### AIM OF THE TASK
Filter the data for lines with the word "source", then copy every line so identified.
*** DATA EXTRACTS ***
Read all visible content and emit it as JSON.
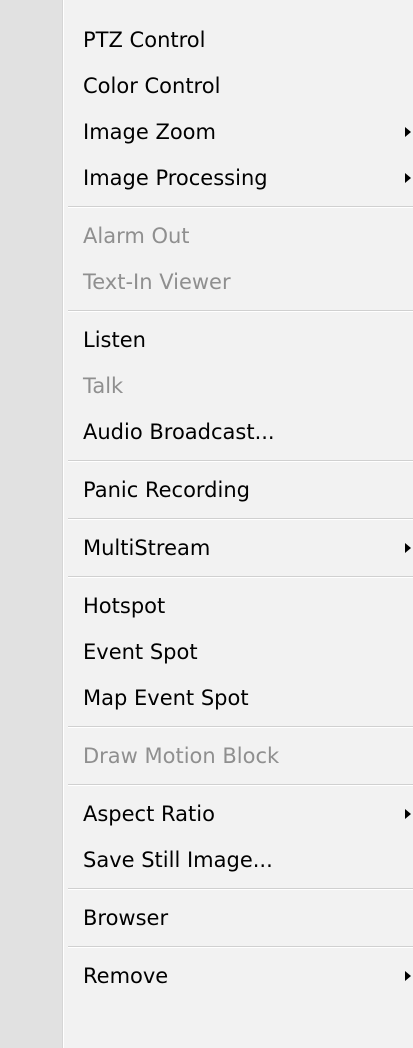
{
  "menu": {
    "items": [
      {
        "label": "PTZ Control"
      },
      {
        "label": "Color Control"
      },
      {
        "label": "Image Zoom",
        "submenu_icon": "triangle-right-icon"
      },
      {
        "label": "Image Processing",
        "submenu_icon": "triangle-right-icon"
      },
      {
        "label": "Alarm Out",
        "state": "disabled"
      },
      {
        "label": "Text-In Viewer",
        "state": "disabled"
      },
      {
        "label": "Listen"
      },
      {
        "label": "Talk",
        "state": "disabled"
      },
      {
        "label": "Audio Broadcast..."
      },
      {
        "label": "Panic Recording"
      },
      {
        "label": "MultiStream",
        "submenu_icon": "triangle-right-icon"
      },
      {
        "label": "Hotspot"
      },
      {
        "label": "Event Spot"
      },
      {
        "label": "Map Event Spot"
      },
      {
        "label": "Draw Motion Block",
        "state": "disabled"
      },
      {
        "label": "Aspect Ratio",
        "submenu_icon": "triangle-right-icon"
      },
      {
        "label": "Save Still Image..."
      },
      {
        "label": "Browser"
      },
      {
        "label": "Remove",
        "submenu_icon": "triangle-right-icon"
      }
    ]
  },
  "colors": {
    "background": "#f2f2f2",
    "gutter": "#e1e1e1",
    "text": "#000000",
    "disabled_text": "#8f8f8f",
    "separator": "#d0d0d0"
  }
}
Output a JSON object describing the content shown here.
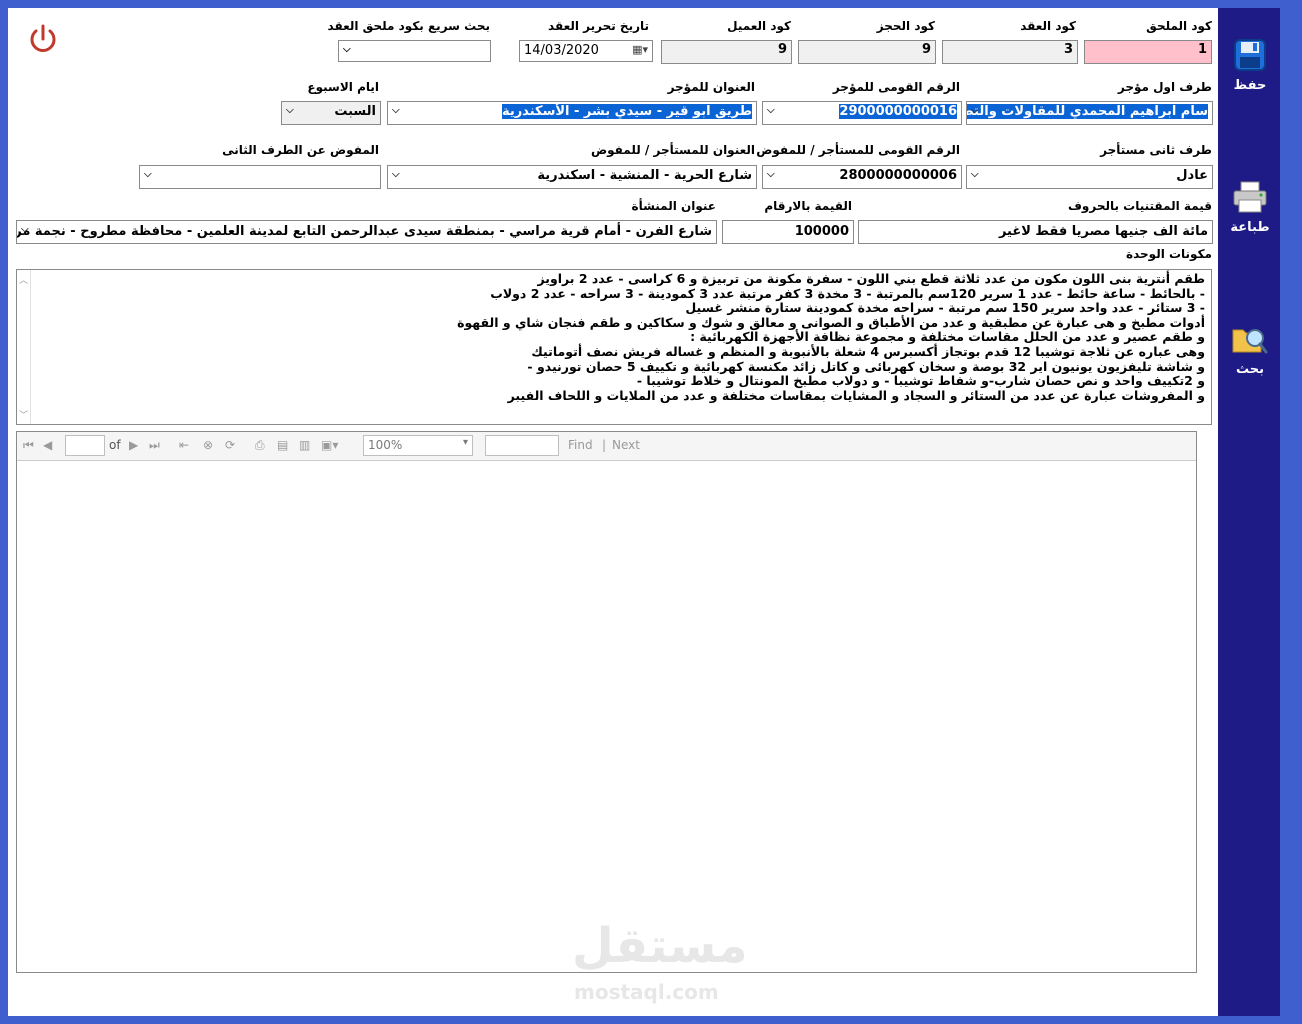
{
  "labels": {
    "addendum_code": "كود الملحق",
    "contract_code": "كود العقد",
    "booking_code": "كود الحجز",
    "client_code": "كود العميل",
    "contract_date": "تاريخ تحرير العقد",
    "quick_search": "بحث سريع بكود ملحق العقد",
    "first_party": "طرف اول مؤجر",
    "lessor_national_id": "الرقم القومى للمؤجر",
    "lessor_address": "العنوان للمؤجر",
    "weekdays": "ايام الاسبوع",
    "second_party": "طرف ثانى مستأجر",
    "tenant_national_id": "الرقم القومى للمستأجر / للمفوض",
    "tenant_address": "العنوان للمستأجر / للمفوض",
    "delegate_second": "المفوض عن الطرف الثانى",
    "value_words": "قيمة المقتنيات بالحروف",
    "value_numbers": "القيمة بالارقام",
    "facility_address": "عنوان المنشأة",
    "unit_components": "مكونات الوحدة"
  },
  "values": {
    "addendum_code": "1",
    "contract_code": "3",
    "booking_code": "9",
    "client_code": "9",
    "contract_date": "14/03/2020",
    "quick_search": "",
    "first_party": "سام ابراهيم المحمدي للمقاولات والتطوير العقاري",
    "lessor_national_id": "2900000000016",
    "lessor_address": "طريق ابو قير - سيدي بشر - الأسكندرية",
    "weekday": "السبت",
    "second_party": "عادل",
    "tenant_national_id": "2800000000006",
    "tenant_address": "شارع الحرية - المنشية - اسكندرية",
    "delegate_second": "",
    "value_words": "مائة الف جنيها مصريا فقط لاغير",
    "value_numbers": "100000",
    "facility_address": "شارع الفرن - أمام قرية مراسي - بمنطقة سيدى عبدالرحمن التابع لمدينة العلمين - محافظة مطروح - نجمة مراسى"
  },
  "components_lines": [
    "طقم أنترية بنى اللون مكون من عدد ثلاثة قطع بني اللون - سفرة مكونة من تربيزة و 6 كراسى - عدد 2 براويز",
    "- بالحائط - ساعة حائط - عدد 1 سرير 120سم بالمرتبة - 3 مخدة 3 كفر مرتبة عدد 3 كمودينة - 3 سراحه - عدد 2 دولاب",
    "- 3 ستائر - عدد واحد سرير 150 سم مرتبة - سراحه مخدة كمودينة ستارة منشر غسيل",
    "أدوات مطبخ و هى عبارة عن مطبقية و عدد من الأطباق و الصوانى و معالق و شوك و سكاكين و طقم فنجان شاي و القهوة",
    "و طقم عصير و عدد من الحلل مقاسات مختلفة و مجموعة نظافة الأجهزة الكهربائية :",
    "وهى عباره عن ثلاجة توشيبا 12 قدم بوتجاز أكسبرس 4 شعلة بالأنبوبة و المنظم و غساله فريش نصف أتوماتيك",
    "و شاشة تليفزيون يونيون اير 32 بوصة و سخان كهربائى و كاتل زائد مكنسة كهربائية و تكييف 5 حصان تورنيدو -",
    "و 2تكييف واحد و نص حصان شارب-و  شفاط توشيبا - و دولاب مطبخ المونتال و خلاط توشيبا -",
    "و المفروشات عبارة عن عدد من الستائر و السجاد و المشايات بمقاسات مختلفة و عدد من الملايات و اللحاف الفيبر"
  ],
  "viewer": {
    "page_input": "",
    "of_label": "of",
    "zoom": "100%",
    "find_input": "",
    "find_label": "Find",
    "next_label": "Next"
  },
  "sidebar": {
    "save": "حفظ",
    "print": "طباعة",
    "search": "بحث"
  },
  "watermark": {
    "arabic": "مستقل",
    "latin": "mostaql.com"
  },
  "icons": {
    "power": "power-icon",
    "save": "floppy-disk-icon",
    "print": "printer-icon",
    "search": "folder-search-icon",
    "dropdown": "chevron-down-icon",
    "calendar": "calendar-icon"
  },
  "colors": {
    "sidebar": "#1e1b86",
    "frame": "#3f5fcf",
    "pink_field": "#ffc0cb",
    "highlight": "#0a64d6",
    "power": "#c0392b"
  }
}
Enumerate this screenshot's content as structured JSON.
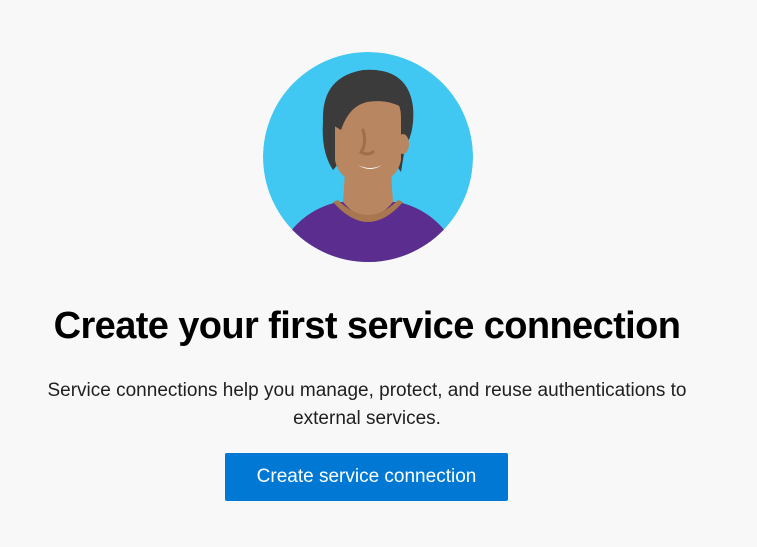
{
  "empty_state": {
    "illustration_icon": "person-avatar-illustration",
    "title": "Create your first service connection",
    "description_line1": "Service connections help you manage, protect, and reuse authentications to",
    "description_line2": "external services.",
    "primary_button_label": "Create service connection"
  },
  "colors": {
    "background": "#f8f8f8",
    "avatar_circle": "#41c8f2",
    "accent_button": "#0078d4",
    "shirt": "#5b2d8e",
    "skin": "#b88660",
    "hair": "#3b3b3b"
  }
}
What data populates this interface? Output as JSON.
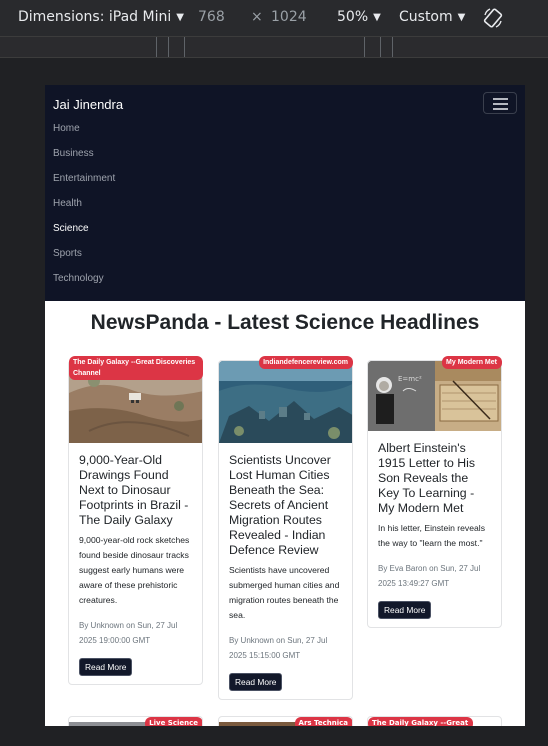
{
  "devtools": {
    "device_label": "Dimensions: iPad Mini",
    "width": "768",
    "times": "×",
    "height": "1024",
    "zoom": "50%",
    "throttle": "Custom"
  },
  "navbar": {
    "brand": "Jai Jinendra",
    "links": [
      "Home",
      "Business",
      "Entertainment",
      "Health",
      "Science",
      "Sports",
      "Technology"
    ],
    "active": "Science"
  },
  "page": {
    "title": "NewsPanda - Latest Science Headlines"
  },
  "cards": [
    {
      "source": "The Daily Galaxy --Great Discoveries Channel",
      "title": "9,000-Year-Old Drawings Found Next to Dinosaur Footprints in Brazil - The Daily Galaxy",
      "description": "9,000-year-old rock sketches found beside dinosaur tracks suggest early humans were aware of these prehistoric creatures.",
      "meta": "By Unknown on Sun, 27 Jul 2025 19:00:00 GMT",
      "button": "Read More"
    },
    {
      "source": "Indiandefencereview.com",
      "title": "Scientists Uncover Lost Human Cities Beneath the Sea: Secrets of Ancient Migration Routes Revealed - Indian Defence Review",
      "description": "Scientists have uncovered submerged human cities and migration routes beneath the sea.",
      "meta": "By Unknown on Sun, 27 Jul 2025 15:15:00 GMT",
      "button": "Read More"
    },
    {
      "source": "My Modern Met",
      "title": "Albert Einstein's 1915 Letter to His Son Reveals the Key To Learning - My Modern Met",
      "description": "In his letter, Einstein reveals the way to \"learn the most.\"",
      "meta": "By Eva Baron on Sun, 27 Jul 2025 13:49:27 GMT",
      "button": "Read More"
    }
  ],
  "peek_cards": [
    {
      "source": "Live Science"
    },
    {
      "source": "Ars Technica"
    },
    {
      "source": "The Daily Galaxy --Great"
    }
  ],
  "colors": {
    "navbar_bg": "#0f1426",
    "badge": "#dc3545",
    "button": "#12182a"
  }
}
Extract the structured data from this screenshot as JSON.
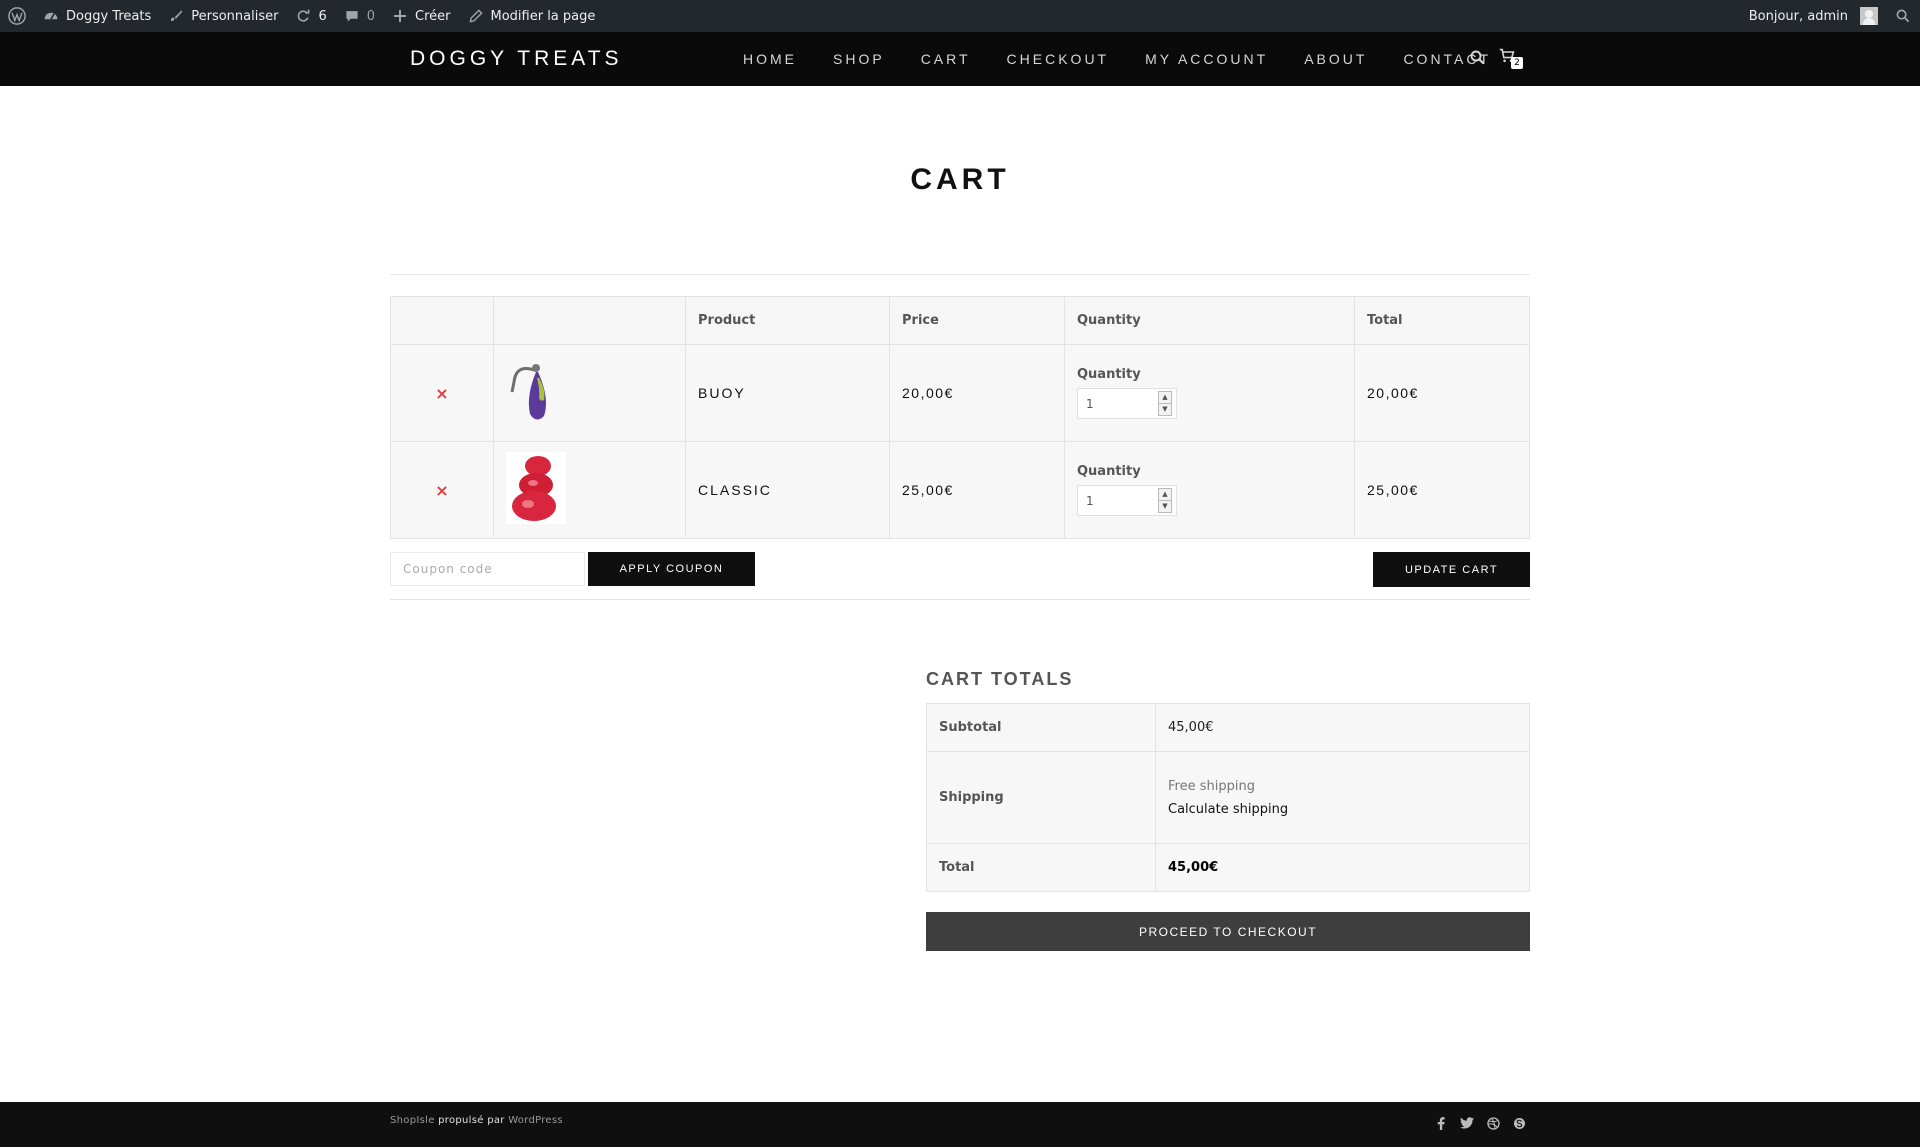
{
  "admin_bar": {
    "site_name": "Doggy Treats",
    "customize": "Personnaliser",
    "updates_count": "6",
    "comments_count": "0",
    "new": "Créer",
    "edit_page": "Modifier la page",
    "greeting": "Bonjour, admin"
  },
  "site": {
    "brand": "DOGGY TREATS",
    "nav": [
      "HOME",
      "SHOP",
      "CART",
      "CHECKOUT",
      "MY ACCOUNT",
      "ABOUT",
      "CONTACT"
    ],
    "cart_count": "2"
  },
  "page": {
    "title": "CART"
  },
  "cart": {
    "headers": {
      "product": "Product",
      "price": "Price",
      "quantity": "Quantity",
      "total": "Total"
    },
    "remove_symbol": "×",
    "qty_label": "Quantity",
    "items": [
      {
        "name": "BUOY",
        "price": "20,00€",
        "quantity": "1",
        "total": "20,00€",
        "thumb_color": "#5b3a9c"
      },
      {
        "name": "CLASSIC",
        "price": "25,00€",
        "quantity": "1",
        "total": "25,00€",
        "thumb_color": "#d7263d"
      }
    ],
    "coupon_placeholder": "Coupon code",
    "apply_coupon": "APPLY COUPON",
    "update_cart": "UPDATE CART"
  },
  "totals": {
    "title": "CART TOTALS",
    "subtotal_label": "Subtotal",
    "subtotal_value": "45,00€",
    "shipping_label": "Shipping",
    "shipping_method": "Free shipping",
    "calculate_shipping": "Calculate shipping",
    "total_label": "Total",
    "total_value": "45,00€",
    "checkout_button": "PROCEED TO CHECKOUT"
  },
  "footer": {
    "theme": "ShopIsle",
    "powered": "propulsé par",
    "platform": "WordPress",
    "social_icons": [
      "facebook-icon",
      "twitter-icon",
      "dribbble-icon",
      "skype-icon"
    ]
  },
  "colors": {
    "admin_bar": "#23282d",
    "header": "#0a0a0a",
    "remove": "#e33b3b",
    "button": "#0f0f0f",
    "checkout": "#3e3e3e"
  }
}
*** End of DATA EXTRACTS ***
### REPLY TO THE TASK
      "source": "The Daily Galaxy --Great Discoveries Channel",
      "source": "Indiandefencereview.com",
      "source": "My Modern Met",
      "source": "Live Science"
      "source": "Ars Technica"
      "source": "The Daily Galaxy --Great"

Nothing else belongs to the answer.